* [GIVEN DATA]
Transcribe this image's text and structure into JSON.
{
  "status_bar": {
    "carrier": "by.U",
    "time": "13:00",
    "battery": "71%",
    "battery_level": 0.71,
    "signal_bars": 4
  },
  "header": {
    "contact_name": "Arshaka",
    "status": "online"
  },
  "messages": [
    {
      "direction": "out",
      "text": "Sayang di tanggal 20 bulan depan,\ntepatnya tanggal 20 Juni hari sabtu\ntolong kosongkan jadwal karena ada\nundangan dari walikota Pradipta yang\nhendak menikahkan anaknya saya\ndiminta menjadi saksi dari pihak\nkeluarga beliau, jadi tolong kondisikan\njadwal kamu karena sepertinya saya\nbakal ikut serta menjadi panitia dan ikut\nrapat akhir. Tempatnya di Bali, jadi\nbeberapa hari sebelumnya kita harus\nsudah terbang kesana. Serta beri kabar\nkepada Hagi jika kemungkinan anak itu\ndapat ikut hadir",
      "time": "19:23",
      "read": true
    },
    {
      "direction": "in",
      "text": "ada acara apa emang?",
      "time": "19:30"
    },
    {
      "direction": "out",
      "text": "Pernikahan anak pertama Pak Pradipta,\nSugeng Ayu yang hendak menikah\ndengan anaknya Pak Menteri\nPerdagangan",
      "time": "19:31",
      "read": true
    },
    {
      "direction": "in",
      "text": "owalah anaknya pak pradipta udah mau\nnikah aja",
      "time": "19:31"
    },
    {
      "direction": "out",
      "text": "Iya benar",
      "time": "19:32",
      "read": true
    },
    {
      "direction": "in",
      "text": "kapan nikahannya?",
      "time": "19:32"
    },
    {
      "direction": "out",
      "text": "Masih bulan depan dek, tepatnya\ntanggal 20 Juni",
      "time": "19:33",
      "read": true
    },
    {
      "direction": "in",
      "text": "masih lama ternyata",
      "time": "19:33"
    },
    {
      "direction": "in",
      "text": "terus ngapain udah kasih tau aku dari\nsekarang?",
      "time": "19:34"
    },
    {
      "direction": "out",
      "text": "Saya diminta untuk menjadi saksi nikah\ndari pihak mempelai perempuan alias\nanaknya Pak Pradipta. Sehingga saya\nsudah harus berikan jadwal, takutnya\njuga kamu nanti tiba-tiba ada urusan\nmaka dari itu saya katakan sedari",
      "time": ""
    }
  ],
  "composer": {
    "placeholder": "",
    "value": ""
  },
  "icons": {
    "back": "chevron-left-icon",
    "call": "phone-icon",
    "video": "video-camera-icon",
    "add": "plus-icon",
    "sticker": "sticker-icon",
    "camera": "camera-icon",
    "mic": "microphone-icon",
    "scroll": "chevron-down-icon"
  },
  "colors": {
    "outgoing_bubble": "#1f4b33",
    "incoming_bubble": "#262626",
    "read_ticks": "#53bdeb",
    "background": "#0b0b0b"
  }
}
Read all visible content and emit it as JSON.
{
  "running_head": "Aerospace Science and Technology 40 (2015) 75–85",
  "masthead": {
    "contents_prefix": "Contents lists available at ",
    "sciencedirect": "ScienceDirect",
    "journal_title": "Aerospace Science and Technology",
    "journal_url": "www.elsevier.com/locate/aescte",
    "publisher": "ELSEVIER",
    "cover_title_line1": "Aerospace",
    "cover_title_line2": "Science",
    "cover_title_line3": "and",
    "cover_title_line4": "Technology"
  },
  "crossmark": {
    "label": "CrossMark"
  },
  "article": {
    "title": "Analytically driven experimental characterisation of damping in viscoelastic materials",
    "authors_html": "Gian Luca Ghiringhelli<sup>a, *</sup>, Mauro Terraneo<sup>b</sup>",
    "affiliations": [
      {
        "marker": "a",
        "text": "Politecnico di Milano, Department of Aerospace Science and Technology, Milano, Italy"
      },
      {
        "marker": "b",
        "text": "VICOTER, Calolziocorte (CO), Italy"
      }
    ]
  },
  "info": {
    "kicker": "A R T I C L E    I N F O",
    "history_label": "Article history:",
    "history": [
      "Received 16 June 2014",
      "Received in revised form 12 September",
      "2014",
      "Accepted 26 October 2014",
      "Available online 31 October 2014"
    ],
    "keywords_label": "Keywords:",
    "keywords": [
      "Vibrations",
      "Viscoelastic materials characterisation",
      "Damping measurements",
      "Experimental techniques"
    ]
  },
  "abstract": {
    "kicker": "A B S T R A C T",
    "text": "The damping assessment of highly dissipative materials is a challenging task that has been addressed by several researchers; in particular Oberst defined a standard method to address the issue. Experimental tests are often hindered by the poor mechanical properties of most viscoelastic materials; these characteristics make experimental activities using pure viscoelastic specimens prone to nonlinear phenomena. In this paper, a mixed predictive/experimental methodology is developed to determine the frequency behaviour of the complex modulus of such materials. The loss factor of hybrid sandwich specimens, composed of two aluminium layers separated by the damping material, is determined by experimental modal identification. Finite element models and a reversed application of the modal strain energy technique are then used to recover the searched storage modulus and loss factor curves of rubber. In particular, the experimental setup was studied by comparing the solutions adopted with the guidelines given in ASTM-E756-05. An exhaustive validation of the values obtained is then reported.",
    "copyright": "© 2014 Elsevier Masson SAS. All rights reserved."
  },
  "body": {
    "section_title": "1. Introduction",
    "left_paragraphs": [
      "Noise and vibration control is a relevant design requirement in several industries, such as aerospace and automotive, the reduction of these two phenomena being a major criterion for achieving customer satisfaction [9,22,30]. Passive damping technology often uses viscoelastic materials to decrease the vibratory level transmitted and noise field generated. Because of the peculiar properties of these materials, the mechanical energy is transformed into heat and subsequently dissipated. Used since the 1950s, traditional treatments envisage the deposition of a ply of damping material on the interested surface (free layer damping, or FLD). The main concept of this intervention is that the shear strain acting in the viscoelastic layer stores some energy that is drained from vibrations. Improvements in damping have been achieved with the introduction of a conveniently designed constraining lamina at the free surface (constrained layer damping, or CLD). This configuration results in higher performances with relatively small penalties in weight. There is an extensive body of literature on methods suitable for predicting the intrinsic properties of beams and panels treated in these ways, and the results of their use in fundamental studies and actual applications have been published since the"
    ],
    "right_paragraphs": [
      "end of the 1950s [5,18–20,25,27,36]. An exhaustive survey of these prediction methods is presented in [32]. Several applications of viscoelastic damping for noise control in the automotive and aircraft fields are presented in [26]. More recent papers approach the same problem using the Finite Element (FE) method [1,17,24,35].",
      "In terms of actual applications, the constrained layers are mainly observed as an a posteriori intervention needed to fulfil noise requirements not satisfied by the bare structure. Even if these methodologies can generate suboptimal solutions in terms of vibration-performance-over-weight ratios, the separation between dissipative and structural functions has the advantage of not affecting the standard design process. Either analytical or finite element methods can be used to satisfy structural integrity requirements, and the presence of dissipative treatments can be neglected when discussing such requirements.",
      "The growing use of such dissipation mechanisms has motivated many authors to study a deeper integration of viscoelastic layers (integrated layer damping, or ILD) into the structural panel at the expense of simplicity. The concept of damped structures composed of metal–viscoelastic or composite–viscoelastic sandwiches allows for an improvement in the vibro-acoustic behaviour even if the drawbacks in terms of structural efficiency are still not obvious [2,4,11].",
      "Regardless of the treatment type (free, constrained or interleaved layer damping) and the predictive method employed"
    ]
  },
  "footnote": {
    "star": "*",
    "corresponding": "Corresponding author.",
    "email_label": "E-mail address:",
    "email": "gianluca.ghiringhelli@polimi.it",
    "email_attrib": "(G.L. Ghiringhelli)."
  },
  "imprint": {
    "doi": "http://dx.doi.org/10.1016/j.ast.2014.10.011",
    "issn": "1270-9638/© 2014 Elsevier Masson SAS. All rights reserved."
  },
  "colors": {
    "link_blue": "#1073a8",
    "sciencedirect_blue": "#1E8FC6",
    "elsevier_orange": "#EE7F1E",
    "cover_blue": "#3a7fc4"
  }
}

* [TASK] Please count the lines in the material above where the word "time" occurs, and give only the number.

* [RESPONSE TO THIS EXERCISE] 11